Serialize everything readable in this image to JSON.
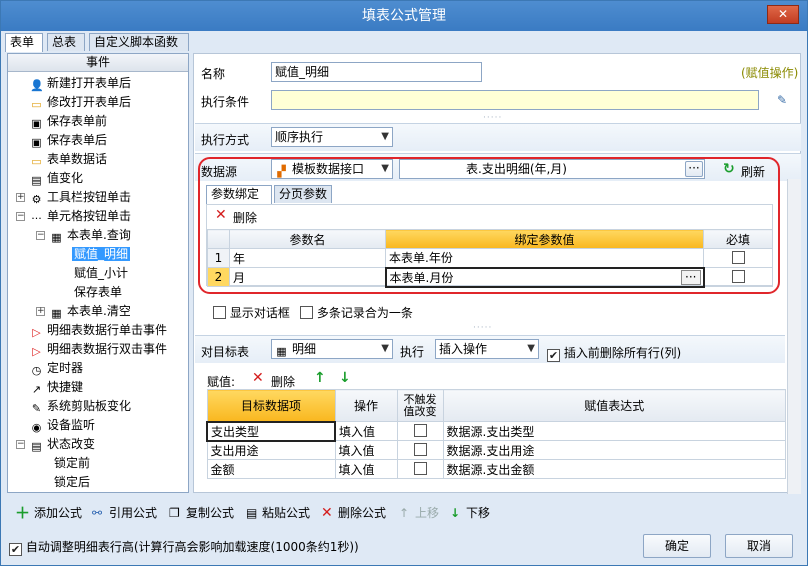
{
  "window": {
    "title": "填表公式管理",
    "close": "✕"
  },
  "tabs": [
    "表单",
    "总表",
    "自定义脚本函数"
  ],
  "left": {
    "header": "事件",
    "items": [
      "新建打开表单后",
      "修改打开表单后",
      "保存表单前",
      "保存表单后",
      "表单数据话",
      "值变化",
      "工具栏按钮单击",
      "单元格按钮单击",
      "本表单.查询",
      "赋值_明细",
      "赋值_小计",
      "保存表单",
      "本表单.清空",
      "明细表数据行单击事件",
      "明细表数据行双击事件",
      "定时器",
      "快捷键",
      "系统剪贴板变化",
      "设备监听",
      "状态改变",
      "锁定前",
      "锁定后"
    ]
  },
  "form": {
    "name_label": "名称",
    "name_value": "赋值_明细",
    "type_tag": "(赋值操作)",
    "cond_label": "执行条件",
    "cond_value": "",
    "exec_label": "执行方式",
    "exec_value": "顺序执行"
  },
  "datasource": {
    "label": "数据源",
    "type": "模板数据接口",
    "path_value": "表.支出明细(年,月)",
    "refresh": "刷新",
    "tabs": [
      "参数绑定",
      "分页参数"
    ],
    "delete": "删除",
    "cols": [
      "参数名",
      "绑定参数值",
      "必填"
    ],
    "rows": [
      {
        "no": "1",
        "name": "年",
        "value": "本表单.年份"
      },
      {
        "no": "2",
        "name": "月",
        "value": "本表单.月份"
      }
    ],
    "show_dialog": "显示对话框",
    "merge_records": "多条记录合为一条"
  },
  "target": {
    "label": "对目标表",
    "table": "明细",
    "exec_label": "执行",
    "exec_value": "插入操作",
    "clear_label": "插入前删除所有行(列)",
    "assign_label": "赋值:",
    "delete": "删除",
    "cols": [
      "目标数据项",
      "操作",
      "不触发值改变",
      "赋值表达式"
    ],
    "rows": [
      {
        "item": "支出类型",
        "op": "填入值",
        "expr": "数据源.支出类型"
      },
      {
        "item": "支出用途",
        "op": "填入值",
        "expr": "数据源.支出用途"
      },
      {
        "item": "金额",
        "op": "填入值",
        "expr": "数据源.支出金额"
      }
    ]
  },
  "toolbar": {
    "add": "添加公式",
    "ref": "引用公式",
    "copy": "复制公式",
    "paste": "粘贴公式",
    "del": "删除公式",
    "up": "上移",
    "down": "下移"
  },
  "footer": {
    "auto_height": "自动调整明细表行高(计算行高会影响加载速度(1000条约1秒))",
    "ok": "确定",
    "cancel": "取消"
  }
}
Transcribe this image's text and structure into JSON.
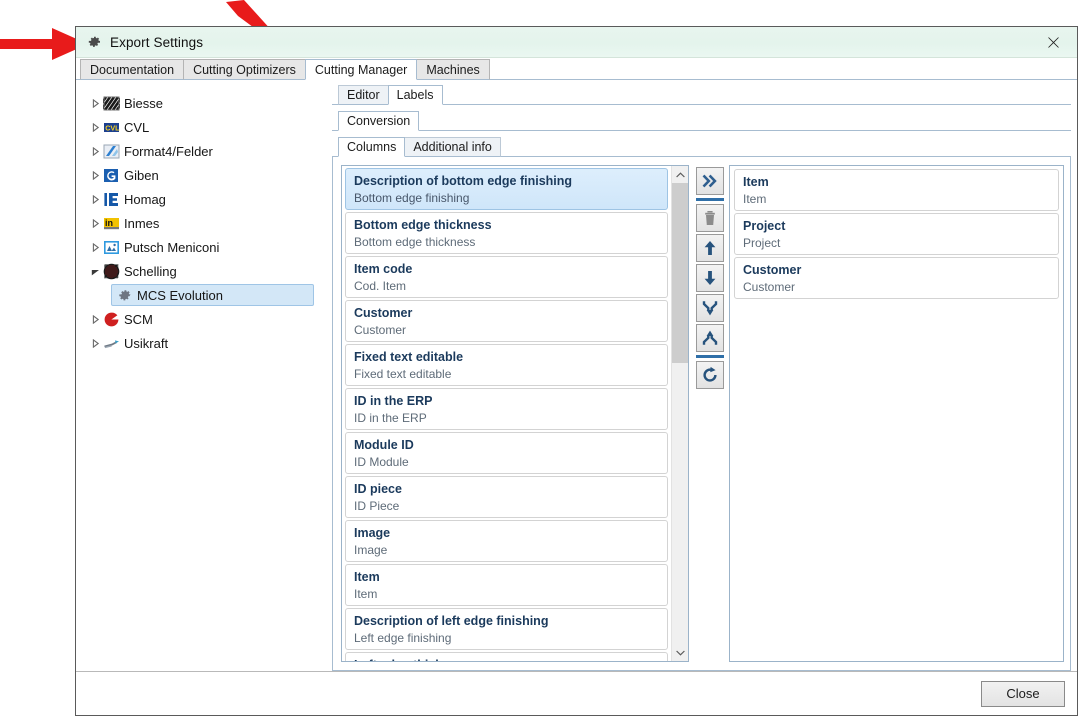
{
  "window": {
    "title": "Export Settings",
    "gear_icon": "gear-icon",
    "close_icon": "close-icon",
    "accent": "#2f6fa8",
    "titlebar_color": "#e6f4ec"
  },
  "main_tabs": [
    {
      "label": "Documentation",
      "active": false
    },
    {
      "label": "Cutting Optimizers",
      "active": false
    },
    {
      "label": "Cutting Manager",
      "active": true
    },
    {
      "label": "Machines",
      "active": false
    }
  ],
  "tree": [
    {
      "label": "Biesse",
      "icon": "biesse-icon",
      "expanded": false,
      "child": false,
      "selected": false
    },
    {
      "label": "CVL",
      "icon": "cvl-icon",
      "expanded": false,
      "child": false,
      "selected": false
    },
    {
      "label": "Format4/Felder",
      "icon": "format4-icon",
      "expanded": false,
      "child": false,
      "selected": false
    },
    {
      "label": "Giben",
      "icon": "giben-icon",
      "expanded": false,
      "child": false,
      "selected": false
    },
    {
      "label": "Homag",
      "icon": "homag-icon",
      "expanded": false,
      "child": false,
      "selected": false
    },
    {
      "label": "Inmes",
      "icon": "inmes-icon",
      "expanded": false,
      "child": false,
      "selected": false
    },
    {
      "label": "Putsch Meniconi",
      "icon": "putsch-meniconi-icon",
      "expanded": false,
      "child": false,
      "selected": false
    },
    {
      "label": "Schelling",
      "icon": "schelling-icon",
      "expanded": true,
      "child": false,
      "selected": false
    },
    {
      "label": "MCS Evolution",
      "icon": "gear-icon",
      "expanded": null,
      "child": true,
      "selected": true
    },
    {
      "label": "SCM",
      "icon": "scm-icon",
      "expanded": false,
      "child": false,
      "selected": false
    },
    {
      "label": "Usikraft",
      "icon": "usikraft-icon",
      "expanded": false,
      "child": false,
      "selected": false
    }
  ],
  "sub_tabs_level2": [
    {
      "label": "Editor",
      "active": false
    },
    {
      "label": "Labels",
      "active": true
    }
  ],
  "sub_tabs_level3": [
    {
      "label": "Conversion",
      "active": true
    }
  ],
  "sub_tabs_level4": [
    {
      "label": "Columns",
      "active": true
    },
    {
      "label": "Additional info",
      "active": false
    }
  ],
  "available_columns": [
    {
      "title": "Description of bottom edge finishing",
      "sub": "Bottom edge finishing",
      "selected": true
    },
    {
      "title": "Bottom edge thickness",
      "sub": "Bottom edge thickness",
      "selected": false
    },
    {
      "title": "Item code",
      "sub": "Cod. Item",
      "selected": false
    },
    {
      "title": "Customer",
      "sub": "Customer",
      "selected": false
    },
    {
      "title": "Fixed text editable",
      "sub": "Fixed text editable",
      "selected": false
    },
    {
      "title": "ID in the ERP",
      "sub": "ID in the ERP",
      "selected": false
    },
    {
      "title": "Module ID",
      "sub": "ID Module",
      "selected": false
    },
    {
      "title": "ID piece",
      "sub": "ID Piece",
      "selected": false
    },
    {
      "title": "Image",
      "sub": "Image",
      "selected": false
    },
    {
      "title": "Item",
      "sub": "Item",
      "selected": false
    },
    {
      "title": "Description of left edge finishing",
      "sub": "Left edge finishing",
      "selected": false
    },
    {
      "title": "Left edge thickness",
      "sub": "",
      "selected": false
    }
  ],
  "selected_columns": [
    {
      "title": "Item",
      "sub": "Item"
    },
    {
      "title": "Project",
      "sub": "Project"
    },
    {
      "title": "Customer",
      "sub": "Customer"
    }
  ],
  "toolbar_buttons": [
    {
      "name": "add-all-button",
      "icon": "double-chevron-right-icon",
      "separator_after": true
    },
    {
      "name": "delete-button",
      "icon": "trash-icon",
      "separator_after": false
    },
    {
      "name": "move-up-button",
      "icon": "arrow-up-icon",
      "separator_after": false
    },
    {
      "name": "move-down-button",
      "icon": "arrow-down-icon",
      "separator_after": false
    },
    {
      "name": "merge-button",
      "icon": "merge-arrows-icon",
      "separator_after": false
    },
    {
      "name": "split-button",
      "icon": "split-arrows-icon",
      "separator_after": true
    },
    {
      "name": "refresh-button",
      "icon": "refresh-icon",
      "separator_after": false
    }
  ],
  "footer": {
    "close_label": "Close"
  },
  "scrollbar": {
    "up_icon": "chevron-up-icon",
    "down_icon": "chevron-down-icon"
  }
}
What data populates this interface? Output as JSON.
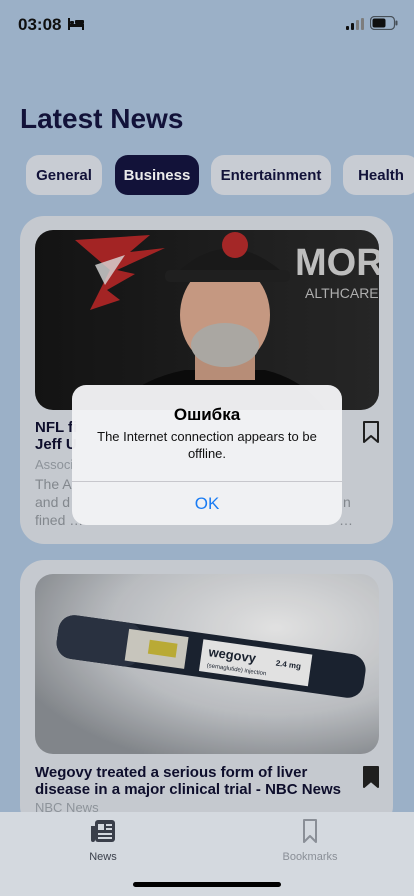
{
  "status_bar": {
    "time": "03:08"
  },
  "header": {
    "title": "Latest News"
  },
  "categories": [
    {
      "label": "General",
      "active": false
    },
    {
      "label": "Business",
      "active": true
    },
    {
      "label": "Entertainment",
      "active": false
    },
    {
      "label": "Health",
      "active": false
    }
  ],
  "articles": [
    {
      "title": "NFL fi… Jeff U…",
      "title_line1": "NFL fi",
      "title_line2": "Jeff U",
      "source": "Associ",
      "desc_line1": "The A",
      "desc_line2": "and d",
      "desc_line3": "fined …",
      "desc_tail_line2": "n",
      "desc_tail_line3": "…",
      "bookmarked": false
    },
    {
      "title": "Wegovy treated a serious form of liver disease in a major clinical trial - NBC News",
      "source": "NBC News",
      "bookmarked": true
    }
  ],
  "alert": {
    "title": "Ошибка",
    "message": "The Internet connection appears to be offline.",
    "ok_label": "OK"
  },
  "tab_bar": {
    "items": [
      {
        "label": "News",
        "icon": "newspaper-icon",
        "active": true
      },
      {
        "label": "Bookmarks",
        "icon": "bookmark-icon",
        "active": false
      }
    ]
  },
  "image_text": {
    "brand_text": "MORY",
    "brand_subtext": "ALTHCARE",
    "product_name": "wegovy",
    "product_dose": "2.4 mg",
    "product_sub": "(semaglutide) injection"
  },
  "colors": {
    "background": "#a9bfd8",
    "accent_dark": "#14143e",
    "link_blue": "#1a7cf3"
  }
}
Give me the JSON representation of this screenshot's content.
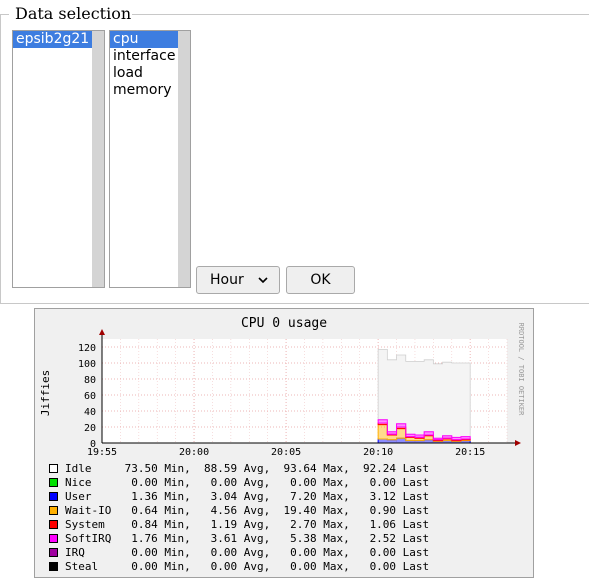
{
  "form": {
    "legend": "Data selection",
    "hosts": [
      {
        "label": "epsib2g21",
        "selected": true
      }
    ],
    "plugins": [
      {
        "label": "cpu",
        "selected": true
      },
      {
        "label": "interface",
        "selected": false
      },
      {
        "label": "load",
        "selected": false
      },
      {
        "label": "memory",
        "selected": false
      }
    ],
    "timespan": {
      "value": "Hour"
    },
    "ok_label": "OK"
  },
  "graph": {
    "watermark": "RRDTOOL / TOBI OETIKER",
    "legend": {
      "min": "Min,",
      "avg": "Avg,",
      "max": "Max,",
      "last": "Last",
      "rows": [
        {
          "name": "Idle",
          "color": "#ffffff",
          "min": "73.50",
          "avg": "88.59",
          "max": "93.64",
          "last": "92.24"
        },
        {
          "name": "Nice",
          "color": "#00e000",
          "min": "0.00",
          "avg": "0.00",
          "max": "0.00",
          "last": "0.00"
        },
        {
          "name": "User",
          "color": "#0000ff",
          "min": "1.36",
          "avg": "3.04",
          "max": "7.20",
          "last": "3.12"
        },
        {
          "name": "Wait-IO",
          "color": "#ffb000",
          "min": "0.64",
          "avg": "4.56",
          "max": "19.40",
          "last": "0.90"
        },
        {
          "name": "System",
          "color": "#ff0000",
          "min": "0.84",
          "avg": "1.19",
          "max": "2.70",
          "last": "1.06"
        },
        {
          "name": "SoftIRQ",
          "color": "#ff00ff",
          "min": "1.76",
          "avg": "3.61",
          "max": "5.38",
          "last": "2.52"
        },
        {
          "name": "IRQ",
          "color": "#a000a0",
          "min": "0.00",
          "avg": "0.00",
          "max": "0.00",
          "last": "0.00"
        },
        {
          "name": "Steal",
          "color": "#000000",
          "min": "0.00",
          "avg": "0.00",
          "max": "0.00",
          "last": "0.00"
        }
      ]
    }
  },
  "chart_data": {
    "type": "area",
    "title": "CPU 0 usage",
    "ylabel": "Jiffies",
    "xlabel": "",
    "x_ticks": [
      "19:55",
      "20:00",
      "20:05",
      "20:10",
      "20:15"
    ],
    "y_ticks": [
      0,
      20,
      40,
      60,
      80,
      100,
      120
    ],
    "ylim": [
      0,
      130
    ],
    "xlim": [
      "19:55",
      "20:17"
    ],
    "grid": true,
    "x": [
      "20:10:00",
      "20:10:30",
      "20:11:00",
      "20:11:30",
      "20:12:00",
      "20:12:30",
      "20:13:00",
      "20:13:30",
      "20:14:00",
      "20:14:30"
    ],
    "series": [
      {
        "name": "Idle",
        "color": "#ffffff",
        "values": [
          88,
          90,
          86,
          91,
          92,
          90,
          93,
          92,
          93,
          92
        ]
      },
      {
        "name": "User",
        "color": "#0000ff",
        "values": [
          5,
          4,
          6,
          3,
          3,
          4,
          2,
          3,
          2,
          3
        ]
      },
      {
        "name": "Wait-IO",
        "color": "#ffb000",
        "values": [
          18,
          6,
          12,
          4,
          3,
          5,
          1,
          2,
          1,
          1
        ]
      },
      {
        "name": "System",
        "color": "#ff0000",
        "values": [
          2,
          1,
          2,
          1,
          1,
          1,
          1,
          1,
          1,
          1
        ]
      },
      {
        "name": "SoftIRQ",
        "color": "#ff00ff",
        "values": [
          4,
          3,
          4,
          3,
          3,
          4,
          2,
          3,
          3,
          3
        ]
      }
    ]
  }
}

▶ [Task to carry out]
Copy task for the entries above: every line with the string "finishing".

▶ [Task solution]
      "title": "Description of bottom edge finishing",
      "sub": "Bottom edge finishing",
      "title": "Description of left edge finishing",
      "sub": "Left edge finishing",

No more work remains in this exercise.